Dataset rows describing interfaces
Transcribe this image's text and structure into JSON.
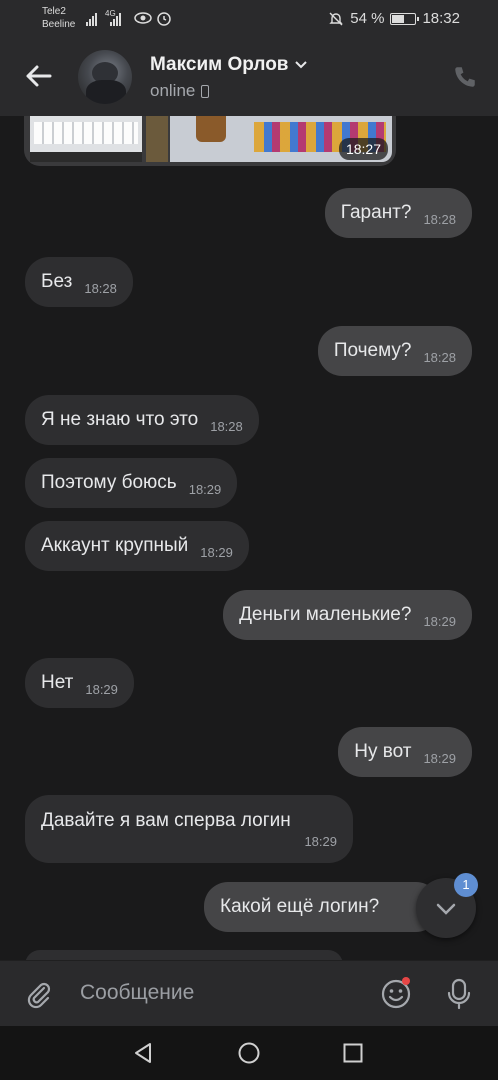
{
  "status_bar": {
    "carrier1": "Tele2",
    "carrier2": "Beeline",
    "network": "4G",
    "battery_percent": "54 %",
    "battery_level": 0.54,
    "time": "18:32"
  },
  "header": {
    "contact_name": "Максим Орлов",
    "status": "online"
  },
  "media_message": {
    "time": "18:27"
  },
  "messages": [
    {
      "text": "Гарант?",
      "time": "18:28",
      "direction": "out"
    },
    {
      "text": "Без",
      "time": "18:28",
      "direction": "in"
    },
    {
      "text": "Почему?",
      "time": "18:28",
      "direction": "out"
    },
    {
      "text": "Я не знаю что это",
      "time": "18:28",
      "direction": "in"
    },
    {
      "text": "Поэтому боюсь",
      "time": "18:29",
      "direction": "in"
    },
    {
      "text": "Аккаунт крупный",
      "time": "18:29",
      "direction": "in"
    },
    {
      "text": "Деньги маленькие?",
      "time": "18:29",
      "direction": "out"
    },
    {
      "text": "Нет",
      "time": "18:29",
      "direction": "in"
    },
    {
      "text": "Ну вот",
      "time": "18:29",
      "direction": "out"
    },
    {
      "text": "Давайте я вам сперва логин",
      "time": "18:29",
      "direction": "in"
    },
    {
      "text": "Какой ещё логин?",
      "time": "",
      "direction": "out"
    }
  ],
  "scroll_down": {
    "unread_count": "1"
  },
  "composer": {
    "placeholder": "Сообщение"
  },
  "icons": {
    "back": "arrow-left-icon",
    "call": "phone-icon",
    "attach": "paperclip-icon",
    "emoji": "smile-icon",
    "mic": "microphone-icon",
    "scroll": "chevron-down-icon"
  },
  "colors": {
    "background": "#1a1a1b",
    "incoming_bubble": "#2e2e30",
    "outgoing_bubble": "#454547",
    "badge": "#5f8ed2"
  }
}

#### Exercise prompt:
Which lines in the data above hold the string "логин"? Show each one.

#### Reply:
      "text": "Давайте я вам сперва логин",
      "text": "Какой ещё логин?",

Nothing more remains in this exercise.